Before everyone lines up in pro-Wie or anti-Wie camps, lets take her out of the equation. I suppose the golf gods controlled this one. Final Jeopardy........ A. Michelle Wie, Q. Which LPGA tournament participant is most likely to commit a rules infraction? So, for the sake of argument, let's assume this happened to "unknown player". We'll call her Player W.
After the 2nd round of last weekend's State Farm Classic, Wie left the "roped off" scorecard signing area without having signed her scorecard. She was reportedly "chased down" by volunteers, returned to the scoring area, signed her card, and left the course believing everything was fine. She was allowed to begin 3rd round play the next day, with neither she nor tournament officials aware of any rules breach. Only after completing her round was she informed by L.P.G.A. director of tournament competitions, Sue Witters, that she been disqualified. It's irrelevant that she was in 2nd place, one stroke out of the lead at that point.
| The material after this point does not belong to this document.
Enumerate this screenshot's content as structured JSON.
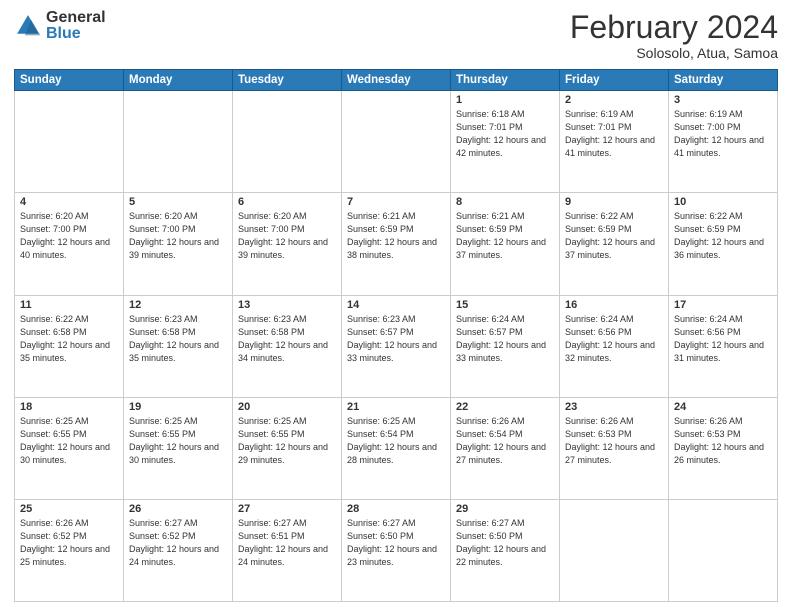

First, it's true rules are rules, she should have been disqualified. Second, it's an arcane and frankly stupid rule. Is there anyone there that didn't know exactly what score Wie shot that day? Between the national TV, officials, scoreboards, reporters, and other players, it's conceivable that the only person that didn't know Wie's score was Wie. She's not required to total her score, just attest to it for every hole. Let's look at the rule as it appears in the rule book(s).
- USGA rule 6-6b: After completion of the round, the competitor should check his score for each hole and settle any doubtful points with the Committee. He must ensure that the marker or markers have signed the score card, sign the score card himself and return it to the Committee as soon as possible.
- LPGA rule 6-6: A player is deemed to have returned her score card to the Committee when she leaves the roped area of the scoring tent or leaves the scoring trailer.
Again, I don't advocate that Wie shouldn't have been disqualified. I do advocate the following.....
1. Have the players finishing their round immediately enter a scoring trailer, or room, sealed from the public, with just their caddies and one tournament official per player in that grouping. Remind them at that time to sign their card.
2. Account for all scores from today before commencing play the next day. (Was Wie's second round score posted on the scoreboard when she began her 3rd round? Just wondering.)
3. Consider a punishment fits the crime policy. Obviously the L.P.G.A. is comfortable with modifications. i.e. Minor violation, like Wie's, one stroke penalty. More severe, two strokes. Most severe, DQ.
She's not the first, nor will she be the last, to have scorecard issues. I think it's time to revisit the rule/policy. What do you think?
*Average Golfer Aside......Stewart Cink's bunker/bunker/rake mishap occurred last March 29th. That stupid rule was expeditiously fixed on April 8th. When sufficiently motivated the golf solons can move quickly.